As we arrived at the clinic and unloaded all of our jumpers I overheard some of the kids talking. With the disdain of a 4th grader trying out snobbery to see how it fit, one said, "There were seriously small houses so far apart with all that land. Like people have all that land but can't buy a big house. Crazy."
I couldn't keep myself from jumping in and telling them that was actually how I grew up, and what I thought was crazy was all those houses right next door to each other where our school is. The other grown ups laughed at this, and jumped in to try to explain to the girls that some people value having space more than a house, but I could tell the girls weren't buying it. They were seeing me in a new light, just as I was seeing them.
I must admit, even though I've lived in this area for almost 8 years now I still can't get use to the lack of green space, and the houses so close together that free-standing houses could actually run the homemade can-telephones across each yard. I'd never thought of anyone feeling the opposite about it- thinking people were crazy to have small houses far apart when they had the land to have a bigger house. But I suppose, if this is where you've grown up, that would be your perspective.
One girl though, looked at me with big eyes. "Did you get to play on all your land?" she almost whispered.
I whispered back, "Oh yes, all the time. We built forts, played soccer & baseball, and climbed trees"
she nodded, wistfully.

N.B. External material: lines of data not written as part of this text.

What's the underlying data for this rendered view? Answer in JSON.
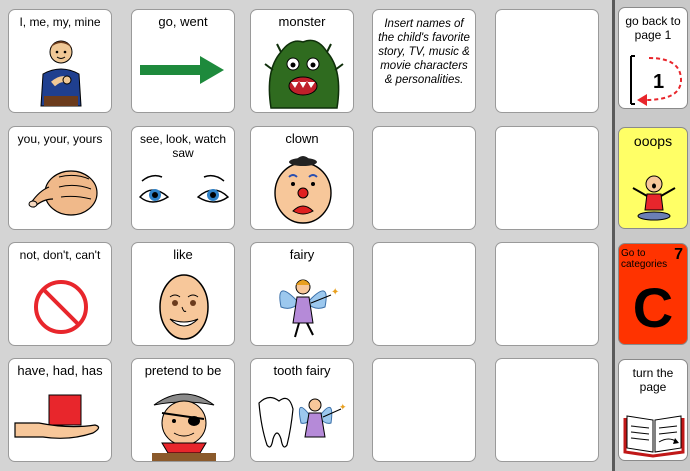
{
  "colors": {
    "board_bg": "#d4d4d4",
    "sidebar_bg": "#c9c9c9",
    "ooops_bg": "#ffff66",
    "categories_bg": "#ff3300",
    "arrow_green": "#1e8a3c",
    "no_red": "#e8262c"
  },
  "grid": {
    "row1": {
      "c1": {
        "label": "I, me, my, mine",
        "icon": "pointing-to-self-person-icon"
      },
      "c2": {
        "label": "go, went",
        "icon": "green-arrow-right-icon"
      },
      "c3": {
        "label": "monster",
        "icon": "green-monster-icon"
      },
      "c4": {
        "note": "Insert names of  the child's favorite story, TV, music & movie characters & personalities."
      },
      "c5": {
        "label": ""
      }
    },
    "row2": {
      "c1": {
        "label": "you, your, yours",
        "icon": "pointing-finger-icon"
      },
      "c2": {
        "label": "see, look, watch saw",
        "icon": "eyes-icon"
      },
      "c3": {
        "label": "clown",
        "icon": "clown-face-icon"
      },
      "c4": {
        "label": ""
      },
      "c5": {
        "label": ""
      }
    },
    "row3": {
      "c1": {
        "label": "not, don't, can't",
        "icon": "no-symbol-icon"
      },
      "c2": {
        "label": "like",
        "icon": "smiling-face-icon"
      },
      "c3": {
        "label": "fairy",
        "icon": "fairy-icon"
      },
      "c4": {
        "label": ""
      },
      "c5": {
        "label": ""
      }
    },
    "row4": {
      "c1": {
        "label": "have, had, has",
        "icon": "hand-holding-box-icon"
      },
      "c2": {
        "label": "pretend to be",
        "icon": "pirate-face-icon"
      },
      "c3": {
        "label": "tooth fairy",
        "icon": "tooth-fairy-icon"
      },
      "c4": {
        "label": ""
      },
      "c5": {
        "label": ""
      }
    }
  },
  "sidebar": {
    "back": {
      "label": "go back to page 1",
      "badge": "1",
      "icon": "return-arrow-page-1-icon"
    },
    "ooops": {
      "label": "ooops",
      "icon": "ooops-child-icon"
    },
    "categories": {
      "label": "Go to categories",
      "number": "7",
      "letter": "C"
    },
    "turn": {
      "label": "turn the page",
      "icon": "open-book-icon"
    }
  }
}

I just didn't mention that since our house was so far away from anyone else we didn't actually play these games with any friends...